Black and White Series
1. The Early Icons. Selected from his early work and books “On the Mines” (1973) and “Some Afrikaners Photographed” (1975). He documents ordinary life during the earlier days of apartheid.
2. The Transported. A selection from this work shot in the 1983/4 showing black workers commuting on buses, to and from their jobs. Millions of blacks were forced because of apartheid, to travel from their tribal homelands to cities for work.
3. In Boksburg. This important project is about the small town middle class white community of Boksburg, near Johannesburg, taken in 1979/80.
4. Particulars. Shot in the mid 1970s these images show close-up details of both blacks and whites, often relaxing in a park. The book of this work, published in 2004, won the Rencontres d’Arles book prize.
5. South Africa: The Structure of Things Then. This substantial body of work was mainly taken in the 1980s, during the most oppressive days of apartheid.
Colours series
6. Painters.In the suburbs of Johannesburg, Goldblatt has photographed small advertisements for black painters and handymen as part of the urban landscape.
7. Municipal Office Workers. Part of the new system of government is a new municipal dispensation. Goldblatt has photographed both individual and groups of black and white Municipal workers in their offices, or at their work location.
8. Johannesburg Streets. Goldblatt has photographed with a large format camera many urban street scenes in Johannesburg. Although Goldblatt is known as a photographer, he has never had a major exhibition in France. This exhibition will offer a unique opportunity to explore in depth, how his work has developed throughout his long career. This will also be the first chance to see how his new colour work relates to his earlier black and white photography, and to understand the natural progression to be found in his work.
Curator: Martin Parr.
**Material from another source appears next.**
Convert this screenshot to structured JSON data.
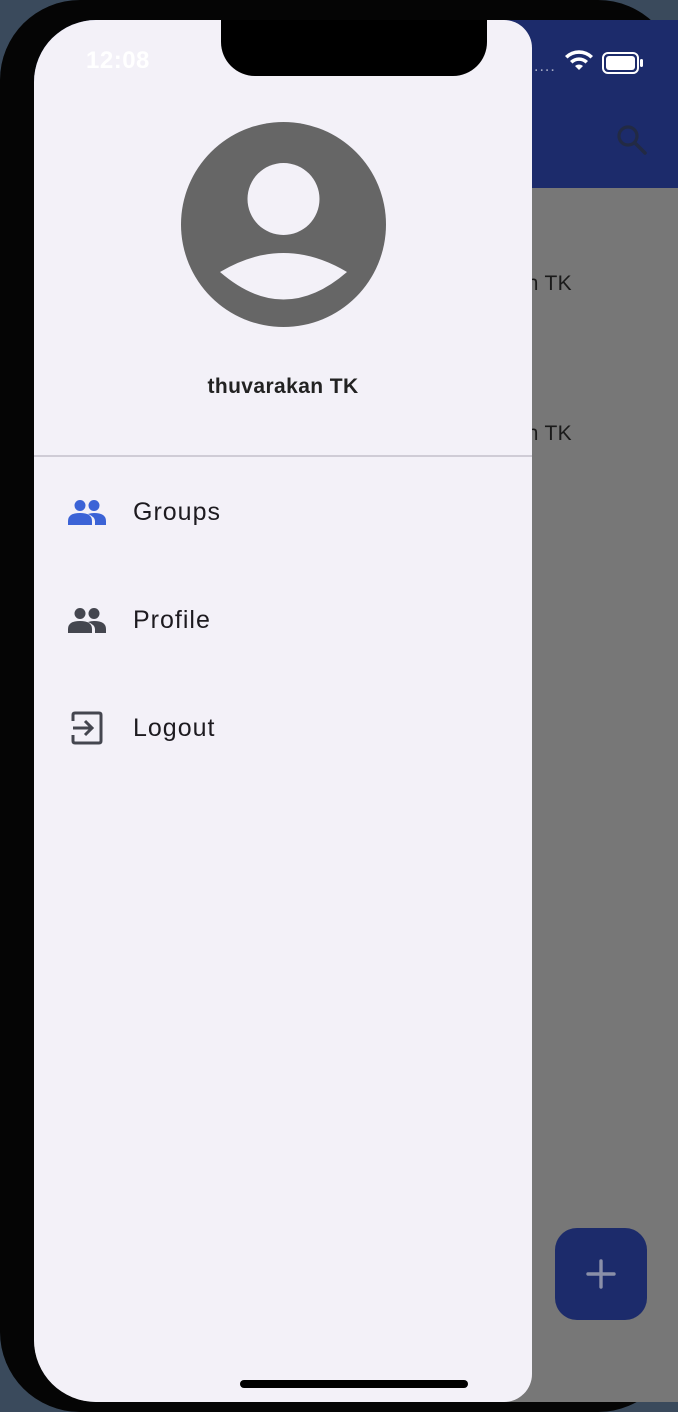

Exhibition co-produced with Forma, Centro Internazionale di Fotografia, Milano and Fotomuseum, Winterthur, Switzerland. Exhibition organised in collaboration with The Goodman Gallery (Johannesburg) and the Krings-Ernst Gallery (Cologne).

  • Institutional partners

    • République Française
    • Région Provence Alpes Côté d'Azur
    • Département des Bouches du Rhône
    • Arles
    • Le Centre des monuments nationaux est heureux de soutenir les Rencontres de la Photographie d’Arles en accueillant des expositions dans l’abbaye de Montmajour
  • Main partners

    • Fondation LUMA
    • BMW
    • SNCF
    • Kering
  • Media partners

    • Arte
    • Lci
    • Konbini
    • Le Point
    • Madame Figaro
    • France Culture